EDIT: Grit & Grace is now a noodle bar, but I’m guessing it is just as delicious as before.
While some parts of the country might have Asian fusion around every corner, Pittsburgh has (most likely for the better) avoided much of this. There is, however, a spot downtown called Grit & Grace that has welcomed that sort of cuisine. It starts with a little something they call American Dim Sum. It’s nothing at all like actual dim sum aside from the fact that it is in small servings, but it is quite delicious.

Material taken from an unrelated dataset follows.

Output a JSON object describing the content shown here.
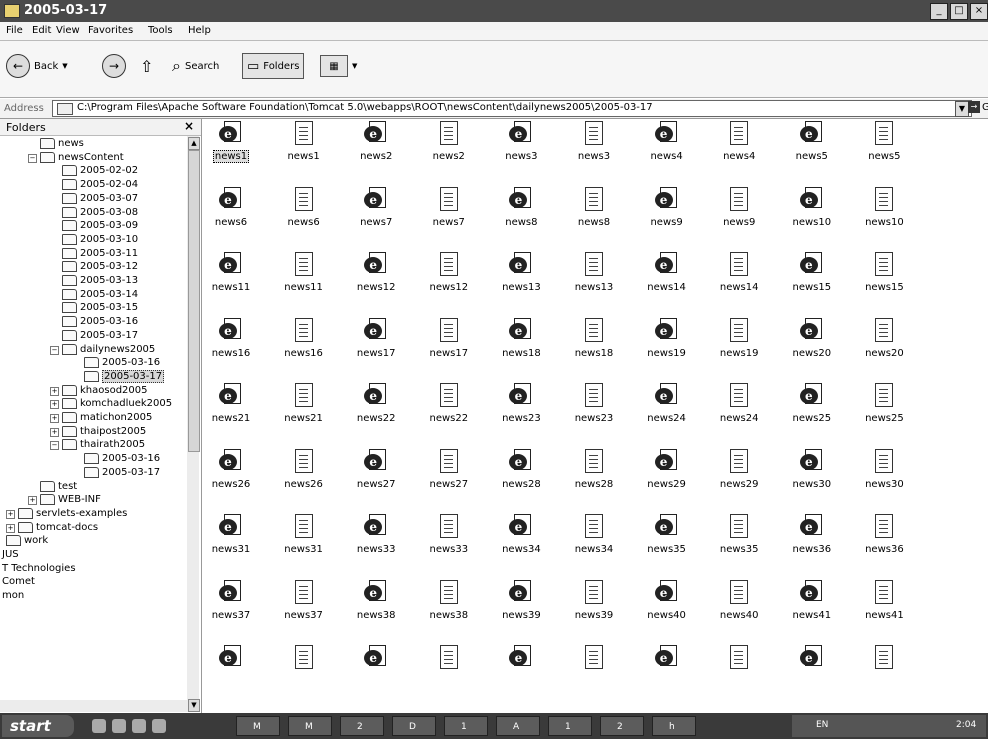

We had some of the Pork Belly Bites (with orange, chili, garlic and ginger) and Kimchi Balls (with rice and cheese). They were both incredible, and the balls surprisingly so because I have a rational hatred of kimchi and these tasted nothing like it.
We also had ourselves two orders of their Short Ribs, which came on cream cheese biscuits topped with aged white cheddar cheese and bearnaise sauce. These were simply incredible. Like far too good for their own good. Each order only came with two, but I wished they would have come with 30 because I could have eaten them forever.
For the main course, I split a couple dishes. The first was their Chicken Meatball Ramen, which came with a one hour egg (whatever that means), confit chicken thigh, more kimchi, schmaltz roasted carrots, coriander noodle and of course the meatballs. I, of course, wanted nothing to do with the carrots and kimchi, but after all I was splitting the dish. It was the best ramen I have had in Pittsburgh, and while I usually prefer my ramen simpler, somehow this complexity made it great. Not to mention, the chicken was so tender it should be illegal.
I also split the Braised Goat, which came with appams, garlic/ginger smashed potatoes, curry, creme fraiche and lime. It was a unique mixture of ingredients, but one that worked well. It was put together in a way that you could basically build your own wrap and mine was quite tasty. I didn’t like it as much as the ramen, but it was still welcome.
Grit & Grace turned out to be far better than I expected. I’m not sure what I was expecting, but it was still great. Each level of my meal seemed to be well thought-out and unique enough to not leave me wanting something different. Asian fusion isn’t dead, at least not in Pittsburgh.